The enormous distance from Earth to Mars means that a signal can take between 4 and 24 minutes to reach the control centre, making direct control of ExoMars impractical. Rosalind Franklin will be able to take some of its own decisions.
“With the Mars yard next to mission control, operators can gain experience working with autonomous navigation and see the whole picture,” adds Luc.
The inauguration of ROCC is followed by plenty of action. The ExoMars science working team will gather next week to get familiar with the place, run demos with a mock-up and plan operations for each of the science instruments in different scenarios.
The facilities will be buzzing with activity from July 2020, when a Proton rocket will insert the ExoMars spacecraft in an eight-month long interplanetary cruise, marking the beginning of an ambitious, scientific and robotic exploration mission.
The ExoMars Trace Gas Orbiter, which has been circling Mars since 2016, is already getting ready for that moment and will adjust its orbit to support the entry, descent and landing of the spacecraft. The targeted landing site is Oxia Planum, a region that preserves a rich record of geological history from the planet's wetter past.
On Earth, teams all across Europe are making progress towards the launch date next year.
“This is team work with industry and partners at its best,” said David Parker, ESA’s Director of Human and Robotic Exploration, also present during the inauguration ceremony.

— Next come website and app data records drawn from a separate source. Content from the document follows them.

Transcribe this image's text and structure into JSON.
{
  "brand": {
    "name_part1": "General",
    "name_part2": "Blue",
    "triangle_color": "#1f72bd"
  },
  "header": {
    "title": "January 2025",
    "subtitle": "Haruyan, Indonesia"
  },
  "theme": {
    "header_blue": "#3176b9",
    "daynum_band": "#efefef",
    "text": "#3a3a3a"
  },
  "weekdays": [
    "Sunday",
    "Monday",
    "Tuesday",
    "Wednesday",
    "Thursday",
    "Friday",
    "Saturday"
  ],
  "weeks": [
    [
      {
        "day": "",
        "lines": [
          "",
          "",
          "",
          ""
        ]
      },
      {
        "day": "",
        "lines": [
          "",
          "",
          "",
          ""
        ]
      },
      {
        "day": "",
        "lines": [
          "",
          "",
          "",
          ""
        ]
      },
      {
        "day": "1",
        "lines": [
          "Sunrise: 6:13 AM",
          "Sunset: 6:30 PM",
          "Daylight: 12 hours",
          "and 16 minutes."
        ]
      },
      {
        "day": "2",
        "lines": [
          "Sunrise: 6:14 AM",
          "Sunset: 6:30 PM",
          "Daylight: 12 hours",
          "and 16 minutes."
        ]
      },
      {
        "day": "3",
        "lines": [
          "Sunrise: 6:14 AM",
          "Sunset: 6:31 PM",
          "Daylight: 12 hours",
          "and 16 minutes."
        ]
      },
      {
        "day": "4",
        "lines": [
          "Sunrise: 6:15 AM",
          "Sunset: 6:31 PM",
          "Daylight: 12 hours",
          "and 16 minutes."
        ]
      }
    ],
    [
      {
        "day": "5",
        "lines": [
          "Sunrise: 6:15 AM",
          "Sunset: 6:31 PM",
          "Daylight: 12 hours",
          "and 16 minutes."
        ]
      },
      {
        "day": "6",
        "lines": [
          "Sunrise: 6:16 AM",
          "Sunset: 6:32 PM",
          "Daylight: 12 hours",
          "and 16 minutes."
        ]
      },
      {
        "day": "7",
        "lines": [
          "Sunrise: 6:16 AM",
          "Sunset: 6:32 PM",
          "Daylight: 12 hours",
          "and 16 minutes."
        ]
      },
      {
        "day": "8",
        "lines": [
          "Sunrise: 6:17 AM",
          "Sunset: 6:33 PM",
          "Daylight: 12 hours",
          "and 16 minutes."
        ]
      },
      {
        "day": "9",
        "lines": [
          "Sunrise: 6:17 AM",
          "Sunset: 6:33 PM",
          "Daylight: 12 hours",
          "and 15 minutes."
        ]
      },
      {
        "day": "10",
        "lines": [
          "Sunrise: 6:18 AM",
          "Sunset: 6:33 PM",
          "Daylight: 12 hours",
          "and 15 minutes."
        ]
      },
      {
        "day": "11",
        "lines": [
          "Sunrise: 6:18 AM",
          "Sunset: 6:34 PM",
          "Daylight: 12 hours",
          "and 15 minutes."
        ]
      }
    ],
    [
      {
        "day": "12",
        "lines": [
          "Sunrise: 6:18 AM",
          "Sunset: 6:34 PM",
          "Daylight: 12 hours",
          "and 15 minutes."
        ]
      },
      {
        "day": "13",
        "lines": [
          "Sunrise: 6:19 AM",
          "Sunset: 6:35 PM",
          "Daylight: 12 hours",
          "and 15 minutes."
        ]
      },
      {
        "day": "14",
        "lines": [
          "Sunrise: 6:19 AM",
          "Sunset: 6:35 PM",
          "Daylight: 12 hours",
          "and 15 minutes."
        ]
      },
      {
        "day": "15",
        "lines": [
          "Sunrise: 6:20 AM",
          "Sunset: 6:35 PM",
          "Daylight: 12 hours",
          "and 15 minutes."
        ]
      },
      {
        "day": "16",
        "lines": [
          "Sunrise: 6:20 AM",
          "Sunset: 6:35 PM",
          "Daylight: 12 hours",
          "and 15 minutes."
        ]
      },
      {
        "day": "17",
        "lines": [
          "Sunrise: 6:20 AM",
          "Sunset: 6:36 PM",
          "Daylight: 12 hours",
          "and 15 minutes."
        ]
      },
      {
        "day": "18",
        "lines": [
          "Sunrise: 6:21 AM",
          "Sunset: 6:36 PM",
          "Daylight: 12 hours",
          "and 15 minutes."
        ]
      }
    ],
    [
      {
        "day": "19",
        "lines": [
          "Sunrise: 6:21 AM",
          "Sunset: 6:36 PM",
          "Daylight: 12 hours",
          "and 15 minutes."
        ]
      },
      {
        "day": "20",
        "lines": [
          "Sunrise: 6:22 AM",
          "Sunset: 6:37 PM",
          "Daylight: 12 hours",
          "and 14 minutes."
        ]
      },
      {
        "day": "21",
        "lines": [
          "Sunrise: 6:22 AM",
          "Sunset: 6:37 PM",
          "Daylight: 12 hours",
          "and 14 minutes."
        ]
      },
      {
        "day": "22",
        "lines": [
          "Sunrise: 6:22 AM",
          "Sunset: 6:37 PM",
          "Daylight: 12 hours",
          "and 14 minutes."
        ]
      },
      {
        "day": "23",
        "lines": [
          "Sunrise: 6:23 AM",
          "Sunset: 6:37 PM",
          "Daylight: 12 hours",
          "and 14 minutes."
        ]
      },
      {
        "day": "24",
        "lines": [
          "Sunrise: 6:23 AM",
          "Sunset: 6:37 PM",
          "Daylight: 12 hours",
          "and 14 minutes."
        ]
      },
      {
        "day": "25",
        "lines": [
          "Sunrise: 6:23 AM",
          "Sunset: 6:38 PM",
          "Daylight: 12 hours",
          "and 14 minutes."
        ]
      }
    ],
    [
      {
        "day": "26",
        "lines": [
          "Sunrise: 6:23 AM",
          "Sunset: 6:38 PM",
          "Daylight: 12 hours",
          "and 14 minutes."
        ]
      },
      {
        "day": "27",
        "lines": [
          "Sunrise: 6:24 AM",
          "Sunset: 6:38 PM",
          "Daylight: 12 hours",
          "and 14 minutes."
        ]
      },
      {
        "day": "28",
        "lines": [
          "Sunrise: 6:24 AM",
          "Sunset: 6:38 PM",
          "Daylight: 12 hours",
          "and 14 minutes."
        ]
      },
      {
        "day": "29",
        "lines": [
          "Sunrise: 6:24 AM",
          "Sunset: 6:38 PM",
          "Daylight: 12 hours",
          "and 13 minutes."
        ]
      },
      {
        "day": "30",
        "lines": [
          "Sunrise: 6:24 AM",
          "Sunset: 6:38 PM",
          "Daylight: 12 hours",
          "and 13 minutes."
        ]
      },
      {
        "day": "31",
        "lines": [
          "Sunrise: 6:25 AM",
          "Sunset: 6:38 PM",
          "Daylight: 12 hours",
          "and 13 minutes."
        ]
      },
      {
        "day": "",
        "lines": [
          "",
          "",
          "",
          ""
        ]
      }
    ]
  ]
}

“It is exciting to witness how the pieces of the martian spacecraft are coming together, and I would like to recognise the hard work of the teams running testing and integration campaigns around the clock,” he added.
The drill and a key set of scientific instruments – the Analytical Laboratory Drawer – has been declared fit for Mars and has now been integrated into Rosalind Franklin rover at Airbus Stevenage in the United Kingdom.
Over the summer the rover will move to Toulouse, France, where it will be tested in Mars-like conditions. At the end of the year Rosalind Franklin will travel to Cannes to meet the landing and carrier modules for final assembly.
ESA has demonstrated expertise in studying Mars from orbit, now we are looking to secure a safe landing, to rove across the surface and to drill underground to search for evidence of life. Our orbiters are already in place to provide data relay services for surface missions. The next logical step is to bring samples back to Earth, to provide access to Mars for scientists globally, and to better prepare for future human exploration of the Red Planet. This week we’re highlighting ESA’s contribution to Mars exploration as we ramp up to the launch of our second ExoMars mission, and look beyond to completing a Mars Sample Return mission. Join the conversation online with the hashtag #ExploreFarther.
Notes for editors
The ExoMars programme is a joint endeavour between ESA and Roscosmos. Thales Alenia Space is prime contractor on both ExoMars missions, 2016 and 2020, at the head of a large industrial consortium. For the 2020 mission, Leonardo will provide the soil sample drill, OHB the carrier module and various rover instruments, while the rover, named after Rosalind Franklin, is supplied by Airbus Defense & Space. NPO Lavochkin will build the descent module and its landing platform.
Read Thales Alenia Space press release here.